### EXERCISE DESCRIPTION
Copy, from the data below, each line that has the word "value".

### INPUT FOR THIS TASK
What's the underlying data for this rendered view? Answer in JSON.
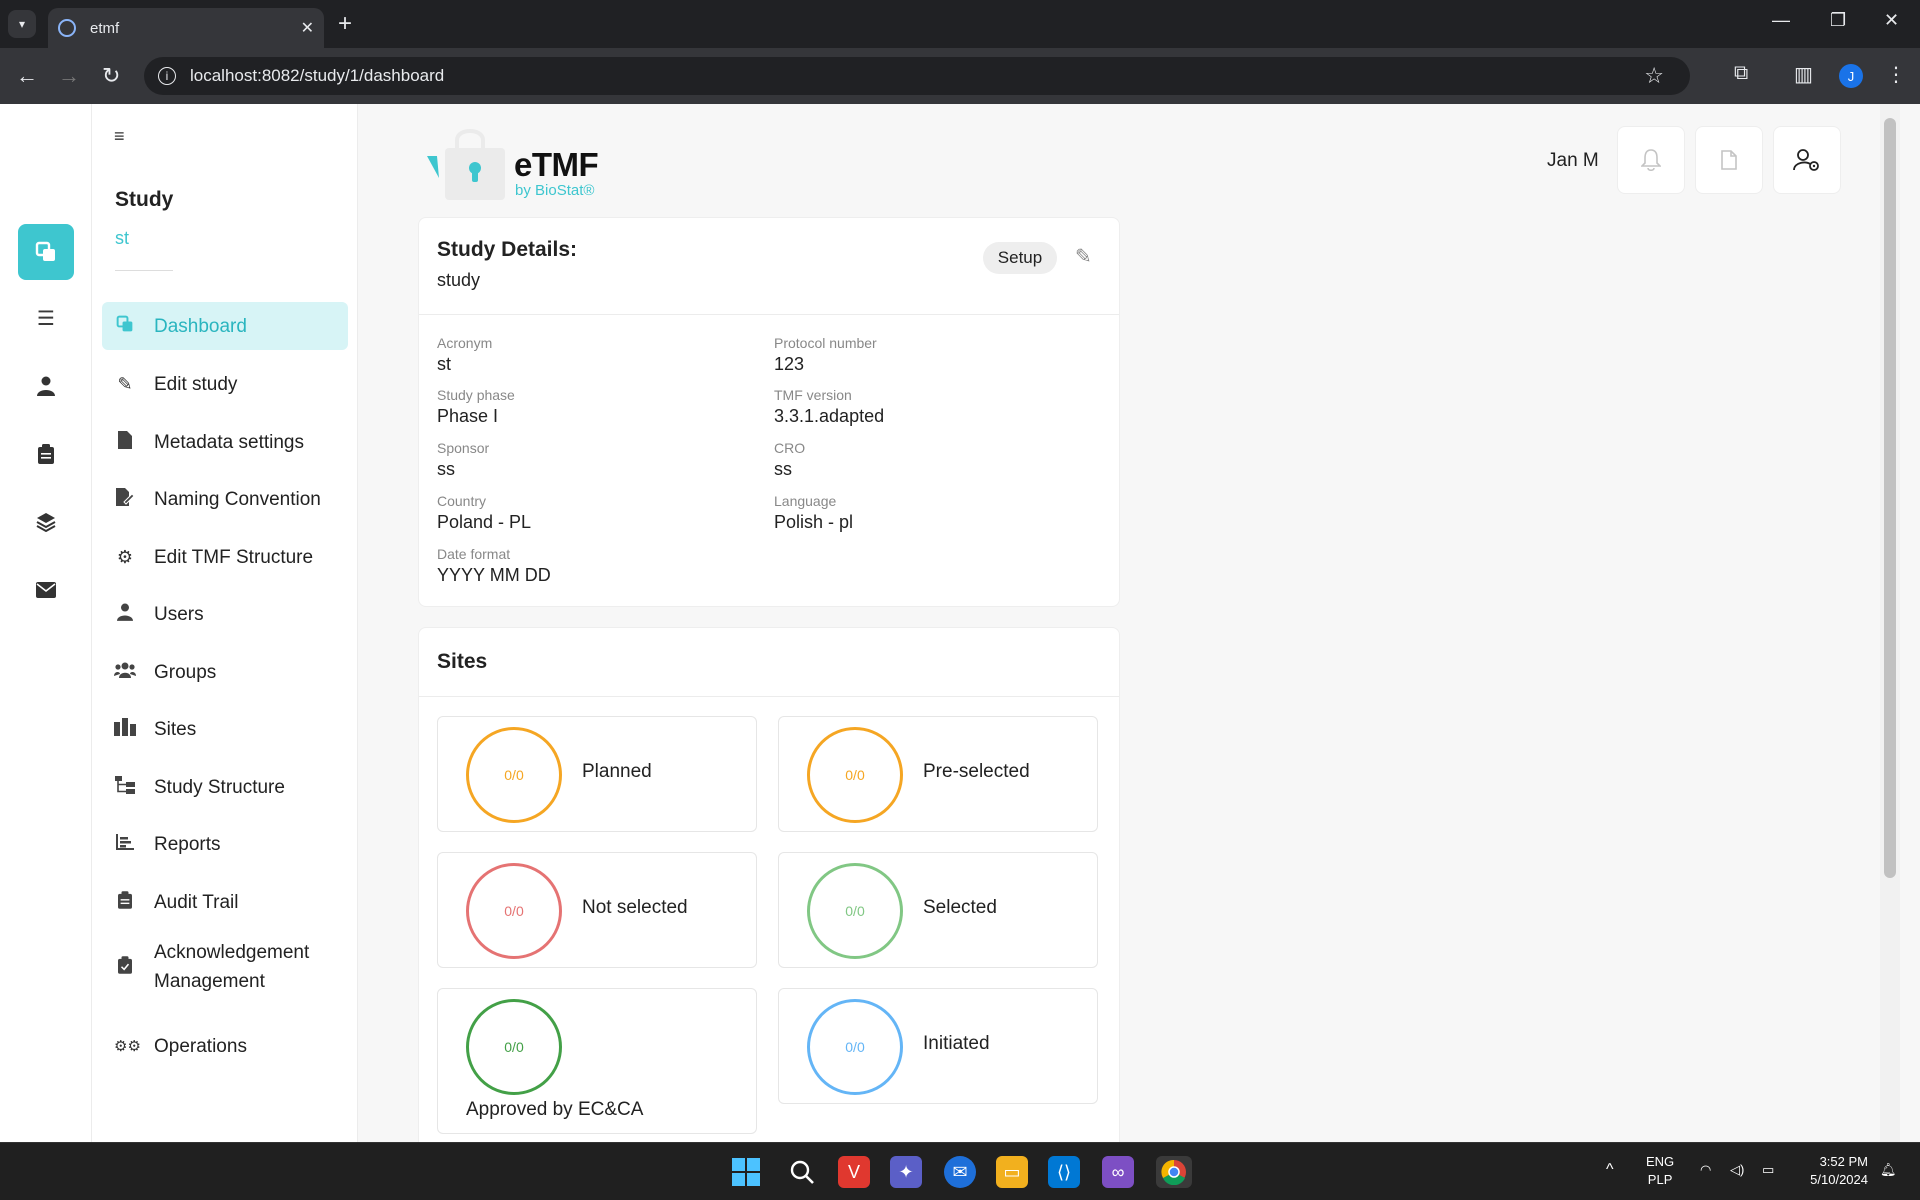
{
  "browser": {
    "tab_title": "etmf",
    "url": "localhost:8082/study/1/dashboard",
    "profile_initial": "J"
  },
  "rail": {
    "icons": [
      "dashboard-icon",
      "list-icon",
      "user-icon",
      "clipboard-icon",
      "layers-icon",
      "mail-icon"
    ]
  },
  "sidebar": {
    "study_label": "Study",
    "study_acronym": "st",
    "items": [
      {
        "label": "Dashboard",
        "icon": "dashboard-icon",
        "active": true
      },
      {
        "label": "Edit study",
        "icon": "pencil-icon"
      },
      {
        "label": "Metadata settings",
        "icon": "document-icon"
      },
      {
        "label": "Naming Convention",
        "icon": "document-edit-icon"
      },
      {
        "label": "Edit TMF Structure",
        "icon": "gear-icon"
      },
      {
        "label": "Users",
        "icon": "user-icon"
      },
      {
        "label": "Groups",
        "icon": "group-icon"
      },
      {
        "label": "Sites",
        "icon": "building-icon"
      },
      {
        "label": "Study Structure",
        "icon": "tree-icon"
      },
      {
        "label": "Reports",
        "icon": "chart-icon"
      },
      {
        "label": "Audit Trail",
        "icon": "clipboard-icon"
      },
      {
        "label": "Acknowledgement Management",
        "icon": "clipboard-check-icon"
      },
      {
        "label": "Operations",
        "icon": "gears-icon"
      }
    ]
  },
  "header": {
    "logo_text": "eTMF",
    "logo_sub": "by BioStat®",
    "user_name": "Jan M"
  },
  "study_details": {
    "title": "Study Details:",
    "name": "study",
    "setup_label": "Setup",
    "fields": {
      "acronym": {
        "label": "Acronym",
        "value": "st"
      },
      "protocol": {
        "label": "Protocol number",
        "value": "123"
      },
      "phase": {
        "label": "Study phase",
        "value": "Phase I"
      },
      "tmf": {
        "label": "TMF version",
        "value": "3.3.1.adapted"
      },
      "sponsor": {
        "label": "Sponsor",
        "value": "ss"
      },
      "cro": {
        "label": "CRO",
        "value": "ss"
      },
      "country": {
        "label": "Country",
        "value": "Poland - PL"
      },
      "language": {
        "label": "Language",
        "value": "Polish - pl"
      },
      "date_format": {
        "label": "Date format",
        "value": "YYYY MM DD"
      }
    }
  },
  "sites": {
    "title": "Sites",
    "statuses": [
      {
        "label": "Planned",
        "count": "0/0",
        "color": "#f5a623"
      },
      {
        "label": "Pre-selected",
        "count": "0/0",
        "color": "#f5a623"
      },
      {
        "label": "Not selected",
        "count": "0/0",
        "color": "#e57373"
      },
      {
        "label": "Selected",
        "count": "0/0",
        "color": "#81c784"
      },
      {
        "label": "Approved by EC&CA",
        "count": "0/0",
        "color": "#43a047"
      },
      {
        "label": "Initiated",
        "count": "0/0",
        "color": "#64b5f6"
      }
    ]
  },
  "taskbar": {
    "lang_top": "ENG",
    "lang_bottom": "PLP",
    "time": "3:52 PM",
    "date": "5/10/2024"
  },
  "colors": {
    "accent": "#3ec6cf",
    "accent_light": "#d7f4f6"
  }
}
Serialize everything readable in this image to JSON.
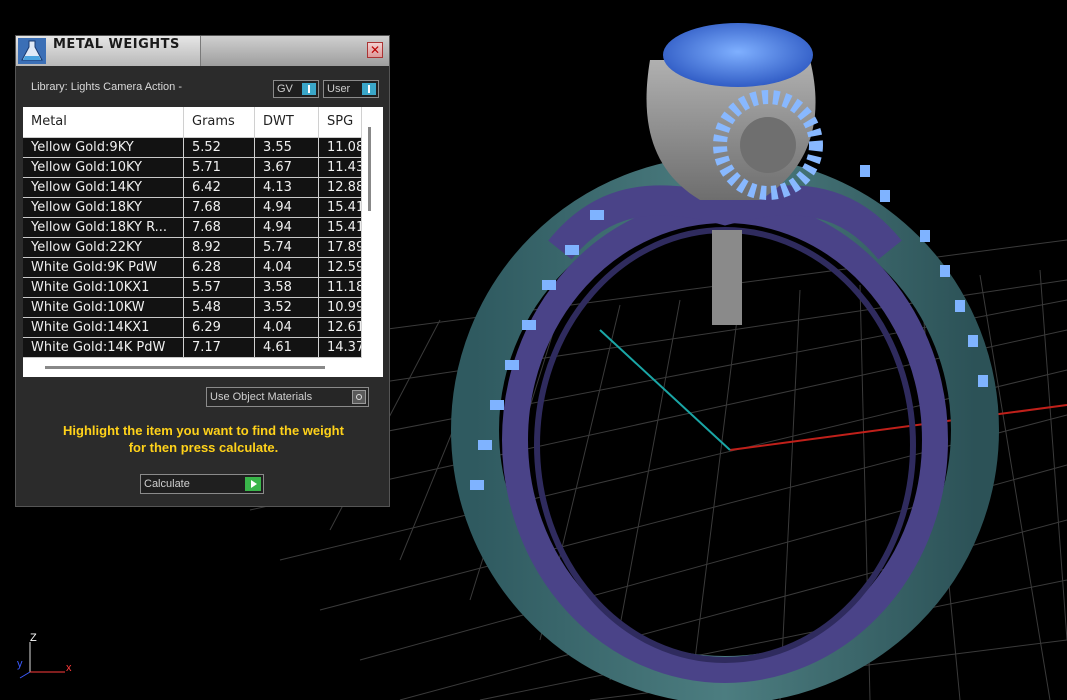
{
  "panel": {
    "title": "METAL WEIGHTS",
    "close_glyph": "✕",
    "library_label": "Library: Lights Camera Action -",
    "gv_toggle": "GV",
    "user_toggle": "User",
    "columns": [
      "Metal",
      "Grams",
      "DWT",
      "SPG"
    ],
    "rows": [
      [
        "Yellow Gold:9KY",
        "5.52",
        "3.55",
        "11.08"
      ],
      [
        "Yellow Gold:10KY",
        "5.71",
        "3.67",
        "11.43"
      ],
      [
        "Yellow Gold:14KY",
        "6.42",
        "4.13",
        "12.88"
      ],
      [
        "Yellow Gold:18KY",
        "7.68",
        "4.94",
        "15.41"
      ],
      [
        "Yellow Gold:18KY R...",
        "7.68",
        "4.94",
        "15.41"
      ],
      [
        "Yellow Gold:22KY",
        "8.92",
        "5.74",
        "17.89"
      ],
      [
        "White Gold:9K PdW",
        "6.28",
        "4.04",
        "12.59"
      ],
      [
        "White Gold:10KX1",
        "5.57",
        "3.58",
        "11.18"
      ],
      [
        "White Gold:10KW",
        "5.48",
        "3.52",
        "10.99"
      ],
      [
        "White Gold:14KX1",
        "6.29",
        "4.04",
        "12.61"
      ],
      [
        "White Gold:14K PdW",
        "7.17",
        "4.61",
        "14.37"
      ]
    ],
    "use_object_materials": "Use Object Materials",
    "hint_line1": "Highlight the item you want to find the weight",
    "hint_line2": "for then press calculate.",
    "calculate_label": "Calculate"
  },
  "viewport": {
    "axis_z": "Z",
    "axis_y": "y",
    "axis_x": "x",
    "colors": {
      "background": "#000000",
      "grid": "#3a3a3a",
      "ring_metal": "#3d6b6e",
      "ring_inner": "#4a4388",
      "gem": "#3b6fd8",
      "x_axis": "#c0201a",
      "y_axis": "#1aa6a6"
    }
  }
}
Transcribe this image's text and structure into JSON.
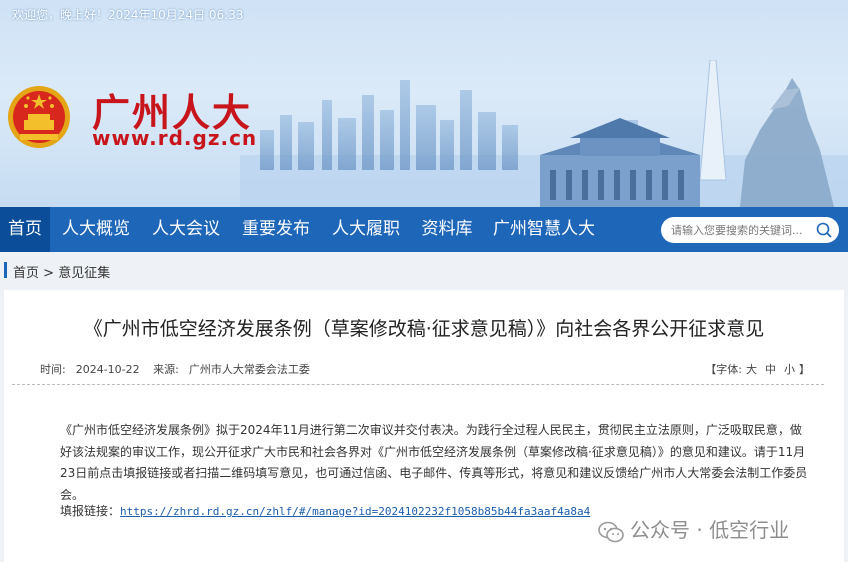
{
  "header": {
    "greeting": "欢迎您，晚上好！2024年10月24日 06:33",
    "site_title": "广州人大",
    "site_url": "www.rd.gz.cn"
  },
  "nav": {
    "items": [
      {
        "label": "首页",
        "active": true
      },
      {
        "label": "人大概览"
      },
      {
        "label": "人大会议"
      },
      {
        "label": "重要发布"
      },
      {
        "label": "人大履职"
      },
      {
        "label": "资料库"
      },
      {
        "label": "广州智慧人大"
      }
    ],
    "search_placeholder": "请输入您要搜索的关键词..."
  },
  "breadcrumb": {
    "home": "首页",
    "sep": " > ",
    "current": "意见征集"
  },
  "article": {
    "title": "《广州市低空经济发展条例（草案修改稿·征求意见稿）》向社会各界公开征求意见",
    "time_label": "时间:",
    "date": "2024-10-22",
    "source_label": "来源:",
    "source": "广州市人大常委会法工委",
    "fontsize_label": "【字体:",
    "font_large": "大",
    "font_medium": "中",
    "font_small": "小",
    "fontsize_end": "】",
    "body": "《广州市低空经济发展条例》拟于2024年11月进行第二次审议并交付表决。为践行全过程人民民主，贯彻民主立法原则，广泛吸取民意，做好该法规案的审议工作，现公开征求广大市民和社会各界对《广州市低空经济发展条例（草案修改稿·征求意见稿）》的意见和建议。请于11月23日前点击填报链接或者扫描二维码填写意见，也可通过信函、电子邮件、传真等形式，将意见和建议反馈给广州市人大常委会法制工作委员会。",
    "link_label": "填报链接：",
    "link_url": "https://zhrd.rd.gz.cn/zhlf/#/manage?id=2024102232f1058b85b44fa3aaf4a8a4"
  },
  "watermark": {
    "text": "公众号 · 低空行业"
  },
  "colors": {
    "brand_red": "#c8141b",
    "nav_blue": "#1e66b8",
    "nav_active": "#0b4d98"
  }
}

### ANSWER TO THE EXERCISE
        "value": "st"
        "value": "123"
        "value": "Phase I"
        "value": "3.3.1.adapted"
        "value": "ss"
        "value": "ss"
        "value": "Poland - PL"
        "value": "Polish - pl"
        "value": "YYYY MM DD"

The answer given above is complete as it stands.